= Task instructions =
Line by line, reproduce the records exactly.

═════ Data under study

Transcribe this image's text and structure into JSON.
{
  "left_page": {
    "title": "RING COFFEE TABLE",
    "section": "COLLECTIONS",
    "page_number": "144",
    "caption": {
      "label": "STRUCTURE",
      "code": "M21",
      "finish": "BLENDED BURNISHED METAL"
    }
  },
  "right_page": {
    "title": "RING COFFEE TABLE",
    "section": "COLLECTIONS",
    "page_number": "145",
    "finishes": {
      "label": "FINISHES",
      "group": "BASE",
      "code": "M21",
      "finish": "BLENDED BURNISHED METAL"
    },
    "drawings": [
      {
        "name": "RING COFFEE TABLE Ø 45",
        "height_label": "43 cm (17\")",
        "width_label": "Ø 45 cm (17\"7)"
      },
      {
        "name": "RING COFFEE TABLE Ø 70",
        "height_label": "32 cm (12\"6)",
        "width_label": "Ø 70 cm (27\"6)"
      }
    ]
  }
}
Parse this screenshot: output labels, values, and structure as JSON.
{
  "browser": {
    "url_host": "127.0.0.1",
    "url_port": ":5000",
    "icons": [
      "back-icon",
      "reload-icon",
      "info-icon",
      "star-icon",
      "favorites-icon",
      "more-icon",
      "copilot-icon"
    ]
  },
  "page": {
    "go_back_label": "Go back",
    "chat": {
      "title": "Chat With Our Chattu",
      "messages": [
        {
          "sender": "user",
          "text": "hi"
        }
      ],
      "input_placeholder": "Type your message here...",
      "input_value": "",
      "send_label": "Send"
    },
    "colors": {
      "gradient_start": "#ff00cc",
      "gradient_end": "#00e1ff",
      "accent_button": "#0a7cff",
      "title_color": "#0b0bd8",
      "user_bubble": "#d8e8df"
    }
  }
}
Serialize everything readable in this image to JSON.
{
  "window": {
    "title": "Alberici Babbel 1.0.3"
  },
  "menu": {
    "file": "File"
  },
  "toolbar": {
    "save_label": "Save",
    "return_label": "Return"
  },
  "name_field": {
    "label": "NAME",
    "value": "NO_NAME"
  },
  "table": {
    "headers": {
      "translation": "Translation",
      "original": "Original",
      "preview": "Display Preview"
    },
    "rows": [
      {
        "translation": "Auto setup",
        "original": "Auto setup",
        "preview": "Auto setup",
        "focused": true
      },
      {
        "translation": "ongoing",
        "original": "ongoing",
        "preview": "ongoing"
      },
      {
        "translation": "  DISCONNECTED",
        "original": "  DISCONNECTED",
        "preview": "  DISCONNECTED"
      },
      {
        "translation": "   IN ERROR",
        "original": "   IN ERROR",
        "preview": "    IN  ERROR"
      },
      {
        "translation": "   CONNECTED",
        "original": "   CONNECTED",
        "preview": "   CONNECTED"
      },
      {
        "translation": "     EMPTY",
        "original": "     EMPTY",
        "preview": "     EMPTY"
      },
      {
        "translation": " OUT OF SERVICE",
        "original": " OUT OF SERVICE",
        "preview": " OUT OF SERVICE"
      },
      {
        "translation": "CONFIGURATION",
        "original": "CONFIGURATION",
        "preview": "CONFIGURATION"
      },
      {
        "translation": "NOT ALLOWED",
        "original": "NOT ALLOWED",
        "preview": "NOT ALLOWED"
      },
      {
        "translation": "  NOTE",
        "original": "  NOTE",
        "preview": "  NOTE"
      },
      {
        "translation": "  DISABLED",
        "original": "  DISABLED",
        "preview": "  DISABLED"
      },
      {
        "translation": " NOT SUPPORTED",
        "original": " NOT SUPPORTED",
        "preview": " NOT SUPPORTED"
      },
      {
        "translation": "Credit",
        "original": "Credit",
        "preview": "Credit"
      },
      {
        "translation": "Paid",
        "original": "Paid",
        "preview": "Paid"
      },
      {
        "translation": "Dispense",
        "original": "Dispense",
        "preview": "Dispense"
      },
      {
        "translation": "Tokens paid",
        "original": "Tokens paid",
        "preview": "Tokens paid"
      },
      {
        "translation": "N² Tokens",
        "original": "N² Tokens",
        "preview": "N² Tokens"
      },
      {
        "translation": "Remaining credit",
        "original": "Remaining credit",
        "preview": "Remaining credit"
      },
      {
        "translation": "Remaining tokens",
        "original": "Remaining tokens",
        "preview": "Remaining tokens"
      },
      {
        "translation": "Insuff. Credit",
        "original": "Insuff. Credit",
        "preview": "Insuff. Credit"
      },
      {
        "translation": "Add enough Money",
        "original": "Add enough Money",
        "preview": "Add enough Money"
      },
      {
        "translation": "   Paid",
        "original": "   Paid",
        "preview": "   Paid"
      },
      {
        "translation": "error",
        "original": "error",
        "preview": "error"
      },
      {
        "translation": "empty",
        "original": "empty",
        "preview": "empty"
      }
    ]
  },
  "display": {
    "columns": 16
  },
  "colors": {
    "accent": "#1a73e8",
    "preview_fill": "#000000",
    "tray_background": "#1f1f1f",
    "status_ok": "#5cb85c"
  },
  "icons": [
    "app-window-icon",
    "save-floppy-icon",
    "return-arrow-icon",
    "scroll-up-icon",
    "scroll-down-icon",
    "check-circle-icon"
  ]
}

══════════

= Answer to the exercise =
Transcribe this image's text and structure into JSON.
{
  "left_page": {
    "title": "RING COFFEE TABLE",
    "section": "COLLECTIONS",
    "page_number": "144",
    "caption": {
      "label": "STRUCTURE",
      "code": "M21",
      "finish": "BLENDED BURNISHED METAL"
    }
  },
  "right_page": {
    "title": "RING COFFEE TABLE",
    "section": "COLLECTIONS",
    "page_number": "145",
    "finishes": {
      "label": "FINISHES",
      "group": "BASE",
      "code": "M21",
      "finish": "BLENDED BURNISHED METAL"
    },
    "drawings": [
      {
        "name": "RING COFFEE TABLE Ø 45",
        "height_label": "43 cm (17\")",
        "width_label": "Ø 45 cm (17\"7)"
      },
      {
        "name": "RING COFFEE TABLE Ø 70",
        "height_label": "32 cm (12\"6)",
        "width_label": "Ø 70 cm (27\"6)"
      }
    ]
  }
}
Parse this screenshot: output labels, values, and structure as JSON.
{
  "browser": {
    "url_host": "127.0.0.1",
    "url_port": ":5000",
    "icons": [
      "back-icon",
      "reload-icon",
      "info-icon",
      "star-icon",
      "favorites-icon",
      "more-icon",
      "copilot-icon"
    ]
  },
  "page": {
    "go_back_label": "Go back",
    "chat": {
      "title": "Chat With Our Chattu",
      "messages": [
        {
          "sender": "user",
          "text": "hi"
        }
      ],
      "input_placeholder": "Type your message here...",
      "input_value": "",
      "send_label": "Send"
    },
    "colors": {
      "gradient_start": "#ff00cc",
      "gradient_end": "#00e1ff",
      "accent_button": "#0a7cff",
      "title_color": "#0b0bd8",
      "user_bubble": "#d8e8df"
    }
  }
}
Serialize everything readable in this image to JSON.
{
  "window": {
    "title": "Alberici Babbel 1.0.3"
  },
  "menu": {
    "file": "File"
  },
  "toolbar": {
    "save_label": "Save",
    "return_label": "Return"
  },
  "name_field": {
    "label": "NAME",
    "value": "NO_NAME"
  },
  "table": {
    "headers": {
      "translation": "Translation",
      "original": "Original",
      "preview": "Display Preview"
    },
    "rows": [
      {
        "translation": "Auto setup",
        "original": "Auto setup",
        "preview": "Auto setup",
        "focused": true
      },
      {
        "translation": "ongoing",
        "original": "ongoing",
        "preview": "ongoing"
      },
      {
        "translation": "  DISCONNECTED",
        "original": "  DISCONNECTED",
        "preview": "  DISCONNECTED"
      },
      {
        "translation": "   IN ERROR",
        "original": "   IN ERROR",
        "preview": "    IN  ERROR"
      },
      {
        "translation": "   CONNECTED",
        "original": "   CONNECTED",
        "preview": "   CONNECTED"
      },
      {
        "translation": "     EMPTY",
        "original": "     EMPTY",
        "preview": "     EMPTY"
      },
      {
        "translation": " OUT OF SERVICE",
        "original": " OUT OF SERVICE",
        "preview": " OUT OF SERVICE"
      },
      {
        "translation": "CONFIGURATION",
        "original": "CONFIGURATION",
        "preview": "CONFIGURATION"
      },
      {
        "translation": "NOT ALLOWED",
        "original": "NOT ALLOWED",
        "preview": "NOT ALLOWED"
      },
      {
        "translation": "  NOTE",
        "original": "  NOTE",
        "preview": "  NOTE"
      },
      {
        "translation": "  DISABLED",
        "original": "  DISABLED",
        "preview": "  DISABLED"
      },
      {
        "translation": " NOT SUPPORTED",
        "original": " NOT SUPPORTED",
        "preview": " NOT SUPPORTED"
      },
      {
        "translation": "Credit",
        "original": "Credit",
        "preview": "Credit"
      },
      {
        "translation": "Paid",
        "original": "Paid",
        "preview": "Paid"
      },
      {
        "translation": "Dispense",
        "original": "Dispense",
        "preview": "Dispense"
      },
      {
        "translation": "Tokens paid",
        "original": "Tokens paid",
        "preview": "Tokens paid"
      },
      {
        "translation": "N² Tokens",
        "original": "N² Tokens",
        "preview": "N² Tokens"
      },
      {
        "translation": "Remaining credit",
        "original": "Remaining credit",
        "preview": "Remaining credit"
      },
      {
        "translation": "Remaining tokens",
        "original": "Remaining tokens",
        "preview": "Remaining tokens"
      },
      {
        "translation": "Insuff. Credit",
        "original": "Insuff. Credit",
        "preview": "Insuff. Credit"
      },
      {
        "translation": "Add enough Money",
        "original": "Add enough Money",
        "preview": "Add enough Money"
      },
      {
        "translation": "   Paid",
        "original": "   Paid",
        "preview": "   Paid"
      },
      {
        "translation": "error",
        "original": "error",
        "preview": "error"
      },
      {
        "translation": "empty",
        "original": "empty",
        "preview": "empty"
      }
    ]
  },
  "display": {
    "columns": 16
  },
  "colors": {
    "accent": "#1a73e8",
    "preview_fill": "#000000",
    "tray_background": "#1f1f1f",
    "status_ok": "#5cb85c"
  },
  "icons": [
    "app-window-icon",
    "save-floppy-icon",
    "return-arrow-icon",
    "scroll-up-icon",
    "scroll-down-icon",
    "check-circle-icon"
  ]
}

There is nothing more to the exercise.